Berm maintenance responsibility
- It is the responsibility of the property owner to mow the berm outside of their property as part of the general land maintenance.
- If the berm poses a safety risk (i.e. a steep gradient) then the property owner can apply for it to be maintained by Auckland Council instead. Please note that there is strict criteria to be eligible for Auckland Council berm maintenance. For more information, contact Auckland Council on 09 301 0101.
- Auckland Transport is responsible for grass berms or verges that sit on public property (i.e. parks or beaches).
Urban berm mowing
To find out more about caring for your property's berm, download the Caring for Your Berms document from Auckland Council (PDF 645KB).
Private planting on berms
Residents are not permitted to plant on berms, in accordance with the Activities in the Road Corridor Bylaw. Private planting in the road corridor can impact:
Private planting can adversely affect visibility of pedestrians, street signs and reduce sight lines at intersections and driveways. It can also encroach into footpaths and impede pedestrians particularly those who are visually impaired or wheel chair users.
Private planting can result in damage to utility services particularly lateral connections which are at a shallower depth. The presence of private planting also creates challenges for utility operators when maintaining existing infrastructure or installing new infrastructure. Root intrusion can also be an issue particularly from fruit trees.

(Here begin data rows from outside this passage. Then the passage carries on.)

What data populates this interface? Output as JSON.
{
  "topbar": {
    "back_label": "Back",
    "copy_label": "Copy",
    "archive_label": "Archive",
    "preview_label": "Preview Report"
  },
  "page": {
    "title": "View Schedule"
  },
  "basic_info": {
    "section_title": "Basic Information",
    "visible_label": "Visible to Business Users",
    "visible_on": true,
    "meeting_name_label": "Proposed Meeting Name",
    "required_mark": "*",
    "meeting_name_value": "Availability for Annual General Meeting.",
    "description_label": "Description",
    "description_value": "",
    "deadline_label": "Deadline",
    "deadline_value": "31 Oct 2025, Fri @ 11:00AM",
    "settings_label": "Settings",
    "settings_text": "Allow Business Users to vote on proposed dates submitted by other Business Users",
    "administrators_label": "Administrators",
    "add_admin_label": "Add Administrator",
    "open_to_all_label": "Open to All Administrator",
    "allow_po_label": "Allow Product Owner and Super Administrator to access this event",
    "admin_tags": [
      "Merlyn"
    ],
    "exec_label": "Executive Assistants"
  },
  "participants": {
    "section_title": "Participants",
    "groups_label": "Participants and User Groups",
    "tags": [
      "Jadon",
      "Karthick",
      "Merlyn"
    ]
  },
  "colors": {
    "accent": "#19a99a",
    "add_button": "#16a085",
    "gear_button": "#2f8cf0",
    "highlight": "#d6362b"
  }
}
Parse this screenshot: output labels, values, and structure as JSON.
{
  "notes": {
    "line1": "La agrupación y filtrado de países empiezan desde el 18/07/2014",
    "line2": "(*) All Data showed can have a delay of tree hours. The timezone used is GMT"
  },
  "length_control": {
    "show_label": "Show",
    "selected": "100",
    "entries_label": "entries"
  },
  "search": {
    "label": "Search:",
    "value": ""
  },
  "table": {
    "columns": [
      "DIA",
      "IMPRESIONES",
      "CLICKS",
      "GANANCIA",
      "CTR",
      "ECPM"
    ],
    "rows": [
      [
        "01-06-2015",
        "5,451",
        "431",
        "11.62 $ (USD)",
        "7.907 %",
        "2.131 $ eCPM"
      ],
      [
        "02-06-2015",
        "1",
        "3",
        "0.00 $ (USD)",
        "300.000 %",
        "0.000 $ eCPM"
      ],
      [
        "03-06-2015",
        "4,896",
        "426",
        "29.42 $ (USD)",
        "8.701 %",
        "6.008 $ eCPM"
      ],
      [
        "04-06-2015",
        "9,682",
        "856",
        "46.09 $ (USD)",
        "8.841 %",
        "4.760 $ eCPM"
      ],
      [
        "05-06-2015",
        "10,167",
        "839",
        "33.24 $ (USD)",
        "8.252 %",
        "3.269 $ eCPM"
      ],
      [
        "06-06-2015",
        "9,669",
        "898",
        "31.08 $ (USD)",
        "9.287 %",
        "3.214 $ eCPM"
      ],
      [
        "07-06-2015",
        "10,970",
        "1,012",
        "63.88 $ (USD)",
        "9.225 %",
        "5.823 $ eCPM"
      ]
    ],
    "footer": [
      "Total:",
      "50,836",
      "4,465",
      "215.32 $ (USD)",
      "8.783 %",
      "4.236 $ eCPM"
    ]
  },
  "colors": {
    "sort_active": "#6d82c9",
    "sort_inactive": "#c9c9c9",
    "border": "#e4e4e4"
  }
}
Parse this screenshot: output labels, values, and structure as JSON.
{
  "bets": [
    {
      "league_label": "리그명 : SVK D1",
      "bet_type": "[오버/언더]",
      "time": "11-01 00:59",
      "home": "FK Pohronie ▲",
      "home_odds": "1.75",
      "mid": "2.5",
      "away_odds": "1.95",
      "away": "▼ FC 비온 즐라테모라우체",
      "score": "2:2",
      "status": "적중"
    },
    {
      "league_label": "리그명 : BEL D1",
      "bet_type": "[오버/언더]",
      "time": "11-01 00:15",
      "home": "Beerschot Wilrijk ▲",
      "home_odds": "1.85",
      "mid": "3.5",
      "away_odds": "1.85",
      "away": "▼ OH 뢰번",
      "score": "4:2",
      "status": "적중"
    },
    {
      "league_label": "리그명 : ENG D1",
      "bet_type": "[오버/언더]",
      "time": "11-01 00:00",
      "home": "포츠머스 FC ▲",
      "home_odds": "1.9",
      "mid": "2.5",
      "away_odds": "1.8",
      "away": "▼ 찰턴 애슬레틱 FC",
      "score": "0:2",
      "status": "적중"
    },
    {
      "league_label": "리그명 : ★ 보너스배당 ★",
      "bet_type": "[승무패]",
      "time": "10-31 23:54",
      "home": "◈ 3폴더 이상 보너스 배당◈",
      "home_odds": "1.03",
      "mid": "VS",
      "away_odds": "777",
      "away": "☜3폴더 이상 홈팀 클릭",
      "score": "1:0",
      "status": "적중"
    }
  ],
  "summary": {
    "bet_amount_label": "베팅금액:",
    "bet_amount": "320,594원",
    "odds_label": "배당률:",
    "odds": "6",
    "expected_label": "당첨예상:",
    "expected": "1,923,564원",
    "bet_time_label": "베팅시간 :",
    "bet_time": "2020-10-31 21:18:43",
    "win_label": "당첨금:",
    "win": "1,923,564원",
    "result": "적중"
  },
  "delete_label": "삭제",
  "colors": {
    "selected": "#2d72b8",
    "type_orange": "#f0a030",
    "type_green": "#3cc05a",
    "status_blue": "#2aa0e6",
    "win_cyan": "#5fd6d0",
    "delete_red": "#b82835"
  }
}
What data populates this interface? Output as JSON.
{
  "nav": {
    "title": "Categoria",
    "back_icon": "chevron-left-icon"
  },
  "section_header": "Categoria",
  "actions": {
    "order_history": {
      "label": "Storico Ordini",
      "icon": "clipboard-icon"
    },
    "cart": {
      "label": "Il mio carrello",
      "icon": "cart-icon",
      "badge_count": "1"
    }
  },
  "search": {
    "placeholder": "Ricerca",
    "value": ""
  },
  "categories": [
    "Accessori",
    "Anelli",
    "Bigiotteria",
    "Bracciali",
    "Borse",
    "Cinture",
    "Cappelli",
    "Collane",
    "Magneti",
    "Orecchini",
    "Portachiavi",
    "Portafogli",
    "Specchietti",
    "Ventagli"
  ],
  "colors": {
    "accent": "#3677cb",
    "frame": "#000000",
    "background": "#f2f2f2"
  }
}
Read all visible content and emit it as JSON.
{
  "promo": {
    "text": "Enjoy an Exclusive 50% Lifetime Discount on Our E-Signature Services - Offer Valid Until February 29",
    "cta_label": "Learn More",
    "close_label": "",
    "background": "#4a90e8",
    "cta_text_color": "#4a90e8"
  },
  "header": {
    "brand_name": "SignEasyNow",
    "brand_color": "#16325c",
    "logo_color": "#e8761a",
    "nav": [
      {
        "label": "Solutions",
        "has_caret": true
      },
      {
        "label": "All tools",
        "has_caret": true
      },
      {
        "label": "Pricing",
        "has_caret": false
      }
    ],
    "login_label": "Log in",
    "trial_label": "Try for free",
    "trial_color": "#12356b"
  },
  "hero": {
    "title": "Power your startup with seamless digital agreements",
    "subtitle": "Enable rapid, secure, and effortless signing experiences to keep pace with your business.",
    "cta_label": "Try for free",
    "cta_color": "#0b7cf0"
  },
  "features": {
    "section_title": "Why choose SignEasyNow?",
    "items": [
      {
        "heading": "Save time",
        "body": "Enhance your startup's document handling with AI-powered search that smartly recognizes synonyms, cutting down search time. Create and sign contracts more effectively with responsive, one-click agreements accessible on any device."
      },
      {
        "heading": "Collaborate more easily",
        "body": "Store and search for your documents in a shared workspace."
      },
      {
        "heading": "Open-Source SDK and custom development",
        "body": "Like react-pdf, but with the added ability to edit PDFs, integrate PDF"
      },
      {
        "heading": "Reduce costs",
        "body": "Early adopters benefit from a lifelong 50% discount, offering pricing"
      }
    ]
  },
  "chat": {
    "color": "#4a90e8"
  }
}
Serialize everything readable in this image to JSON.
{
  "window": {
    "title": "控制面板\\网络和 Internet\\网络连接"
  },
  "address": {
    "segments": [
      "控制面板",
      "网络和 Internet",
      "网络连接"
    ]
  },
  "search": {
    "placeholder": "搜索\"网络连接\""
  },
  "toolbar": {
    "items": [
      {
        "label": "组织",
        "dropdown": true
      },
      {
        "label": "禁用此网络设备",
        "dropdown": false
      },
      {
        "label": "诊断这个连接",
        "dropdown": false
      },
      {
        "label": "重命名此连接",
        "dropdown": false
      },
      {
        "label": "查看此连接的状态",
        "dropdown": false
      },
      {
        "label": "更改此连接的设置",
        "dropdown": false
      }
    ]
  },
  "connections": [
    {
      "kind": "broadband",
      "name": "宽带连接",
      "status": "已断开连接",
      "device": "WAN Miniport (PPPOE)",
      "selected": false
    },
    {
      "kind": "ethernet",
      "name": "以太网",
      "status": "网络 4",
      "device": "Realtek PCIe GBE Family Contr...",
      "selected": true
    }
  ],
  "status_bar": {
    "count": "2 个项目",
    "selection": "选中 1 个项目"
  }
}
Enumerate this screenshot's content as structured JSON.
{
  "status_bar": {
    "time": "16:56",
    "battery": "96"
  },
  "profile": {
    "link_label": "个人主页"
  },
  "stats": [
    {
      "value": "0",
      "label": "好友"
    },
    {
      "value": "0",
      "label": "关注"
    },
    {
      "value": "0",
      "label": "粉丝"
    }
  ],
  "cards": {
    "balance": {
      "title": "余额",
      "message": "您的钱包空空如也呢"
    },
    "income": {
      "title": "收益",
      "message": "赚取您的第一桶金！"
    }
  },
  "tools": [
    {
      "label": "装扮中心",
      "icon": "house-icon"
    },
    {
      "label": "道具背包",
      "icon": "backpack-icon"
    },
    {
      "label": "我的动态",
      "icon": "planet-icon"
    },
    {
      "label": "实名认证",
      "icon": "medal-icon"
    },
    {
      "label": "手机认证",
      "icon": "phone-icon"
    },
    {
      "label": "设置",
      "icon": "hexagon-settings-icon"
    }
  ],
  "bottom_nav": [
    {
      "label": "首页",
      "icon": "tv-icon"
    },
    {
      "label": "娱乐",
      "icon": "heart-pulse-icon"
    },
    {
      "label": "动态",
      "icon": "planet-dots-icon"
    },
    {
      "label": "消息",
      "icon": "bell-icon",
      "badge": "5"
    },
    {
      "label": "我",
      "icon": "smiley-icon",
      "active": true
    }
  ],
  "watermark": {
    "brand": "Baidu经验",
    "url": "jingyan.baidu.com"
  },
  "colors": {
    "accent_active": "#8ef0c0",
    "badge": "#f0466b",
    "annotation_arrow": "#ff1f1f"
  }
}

Private plantings have the potential to cause discontent between adjoining landowners who have differing views as to what is appropriate and the look and feel of neighbourhoods can be compromised by plantings that do not fit their environment. Most private planting is brought to our attention by complaints being made by adjoining landowners.
Private planting on road reserve can blur the boundary between private property and public space and create an inappropriate expectation of ownership or control in respect to this public space by the landowner. An adjoining landowner has no more right of use of the road corridor outside their property than any other party. They also have no right of ownership of any flowers or produce grown in the road corridor.
Private plantings require on-going maintenance by landowners. If landowners lose interest or properties change hands then there is the risk that plantings will not be maintained and will have to be removed and the area re-sowed in grass at Auckland Transport’s expense.
Fruit trees can result in squashed and decaying fruit being deposited on the berm and/or footpath. If left, it can pose a nuisance to pedestrians and/or a health risk as it can attract vermin. Ground cover materials such as bark, pebbles or stones can be displaced onto footpaths and pose a nuisance to pedestrians.